[PROVIDED RECORDS]
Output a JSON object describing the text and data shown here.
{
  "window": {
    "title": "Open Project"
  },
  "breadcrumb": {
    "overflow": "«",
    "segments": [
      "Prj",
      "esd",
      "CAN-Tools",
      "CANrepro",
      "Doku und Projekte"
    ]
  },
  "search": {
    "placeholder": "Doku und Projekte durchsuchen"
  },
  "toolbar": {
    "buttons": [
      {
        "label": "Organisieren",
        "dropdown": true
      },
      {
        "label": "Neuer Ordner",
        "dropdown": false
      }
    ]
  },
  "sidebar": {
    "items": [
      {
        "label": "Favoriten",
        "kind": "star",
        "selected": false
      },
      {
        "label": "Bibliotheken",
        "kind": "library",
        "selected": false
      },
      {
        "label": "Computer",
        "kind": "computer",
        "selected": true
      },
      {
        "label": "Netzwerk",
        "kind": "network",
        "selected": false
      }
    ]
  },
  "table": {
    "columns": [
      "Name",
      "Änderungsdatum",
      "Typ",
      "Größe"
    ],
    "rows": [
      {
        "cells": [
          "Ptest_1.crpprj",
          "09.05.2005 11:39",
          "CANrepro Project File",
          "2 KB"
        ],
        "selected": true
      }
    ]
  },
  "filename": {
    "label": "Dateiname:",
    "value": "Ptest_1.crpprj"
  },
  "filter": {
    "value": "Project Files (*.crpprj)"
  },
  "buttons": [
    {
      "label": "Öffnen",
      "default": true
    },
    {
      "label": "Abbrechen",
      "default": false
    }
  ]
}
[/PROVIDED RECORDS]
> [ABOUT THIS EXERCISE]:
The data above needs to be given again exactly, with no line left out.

> [WRITTEN ANSWER]:
Output a JSON object describing the text and data shown here.
{
  "window": {
    "title": "Open Project"
  },
  "breadcrumb": {
    "overflow": "«",
    "segments": [
      "Prj",
      "esd",
      "CAN-Tools",
      "CANrepro",
      "Doku und Projekte"
    ]
  },
  "search": {
    "placeholder": "Doku und Projekte durchsuchen"
  },
  "toolbar": {
    "buttons": [
      {
        "label": "Organisieren",
        "dropdown": true
      },
      {
        "label": "Neuer Ordner",
        "dropdown": false
      }
    ]
  },
  "sidebar": {
    "items": [
      {
        "label": "Favoriten",
        "kind": "star",
        "selected": false
      },
      {
        "label": "Bibliotheken",
        "kind": "library",
        "selected": false
      },
      {
        "label": "Computer",
        "kind": "computer",
        "selected": true
      },
      {
        "label": "Netzwerk",
        "kind": "network",
        "selected": false
      }
    ]
  },
  "table": {
    "columns": [
      "Name",
      "Änderungsdatum",
      "Typ",
      "Größe"
    ],
    "rows": [
      {
        "cells": [
          "Ptest_1.crpprj",
          "09.05.2005 11:39",
          "CANrepro Project File",
          "2 KB"
        ],
        "selected": true
      }
    ]
  },
  "filename": {
    "label": "Dateiname:",
    "value": "Ptest_1.crpprj"
  },
  "filter": {
    "value": "Project Files (*.crpprj)"
  },
  "buttons": [
    {
      "label": "Öffnen",
      "default": true
    },
    {
      "label": "Abbrechen",
      "default": false
    }
  ]
}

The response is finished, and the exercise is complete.